» AIM OF THE EXERCISE
Every line with "title" in it must be copied from the data.
-- Opening Marker --
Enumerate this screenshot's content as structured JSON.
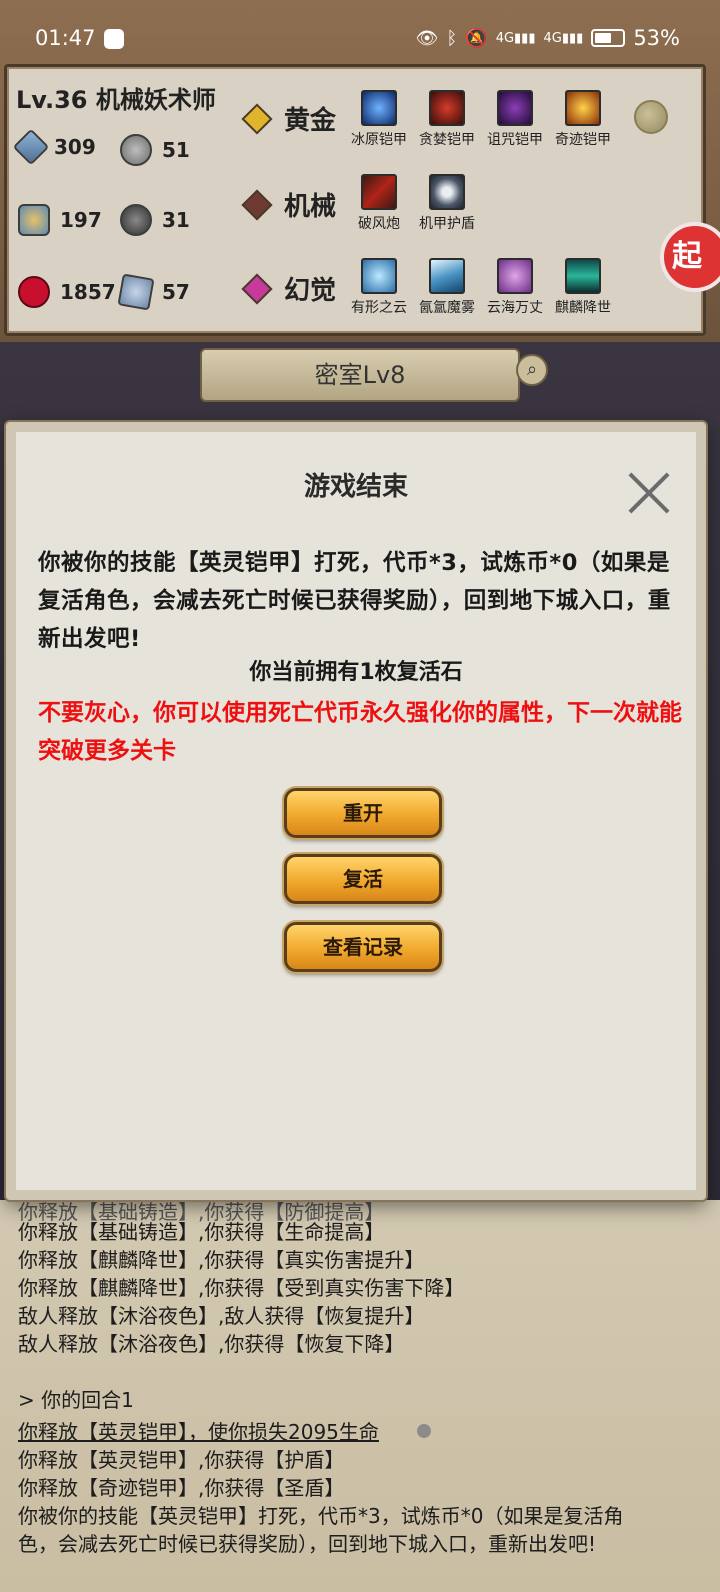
{
  "status_bar": {
    "time": "01:47",
    "battery": "53%"
  },
  "character": {
    "title": "Lv.36 机械妖术师",
    "stats": {
      "attack": "309",
      "attack_res": "51",
      "defense": "197",
      "defense_res": "31",
      "hp": "1857",
      "hp_res": "57"
    }
  },
  "factions": [
    {
      "name": "黄金",
      "color": "#e1b52b",
      "skills": [
        "冰原铠甲",
        "贪婪铠甲",
        "诅咒铠甲",
        "奇迹铠甲"
      ]
    },
    {
      "name": "机械",
      "color": "#6e3a32",
      "skills": [
        "破风炮",
        "机甲护盾"
      ]
    },
    {
      "name": "幻觉",
      "color": "#c53a9a",
      "skills": [
        "有形之云",
        "氤氲魔雾",
        "云海万丈",
        "麒麟降世"
      ]
    }
  ],
  "side_button": {
    "label": "起"
  },
  "room": {
    "title": "密室Lv8"
  },
  "modal": {
    "title": "游戏结束",
    "message": "你被你的技能【英灵铠甲】打死，代币*3，试炼币*0（如果是复活角色，会减去死亡时候已获得奖励），回到地下城入口，重新出发吧!",
    "stones": "你当前拥有1枚复活石",
    "hint": "不要灰心，你可以使用死亡代币永久强化你的属性，下一次就能突破更多关卡",
    "buttons": {
      "restart": "重开",
      "revive": "复活",
      "records": "查看记录"
    }
  },
  "log": {
    "partial": "你释放【基础铸造】,你获得【防御提高】",
    "lines": [
      "你释放【基础铸造】,你获得【生命提高】",
      "你释放【麒麟降世】,你获得【真实伤害提升】",
      "你释放【麒麟降世】,你获得【受到真实伤害下降】",
      "敌人释放【沐浴夜色】,敌人获得【恢复提升】",
      "敌人释放【沐浴夜色】,你获得【恢复下降】"
    ],
    "turn": "> 你的回合1",
    "turn_lines": [
      "你释放【英灵铠甲】，使你损失2095生命",
      "你释放【英灵铠甲】,你获得【护盾】",
      "你释放【奇迹铠甲】,你获得【圣盾】",
      "你被你的技能【英灵铠甲】打死，代币*3，试炼币*0（如果是复活角",
      "色，会减去死亡时候已获得奖励），回到地下城入口，重新出发吧!"
    ]
  }
}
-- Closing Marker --
» RESULT BELOW
    "title": "Lv.36 机械妖术师",
    "title": "密室Lv8"
    "title": "游戏结束",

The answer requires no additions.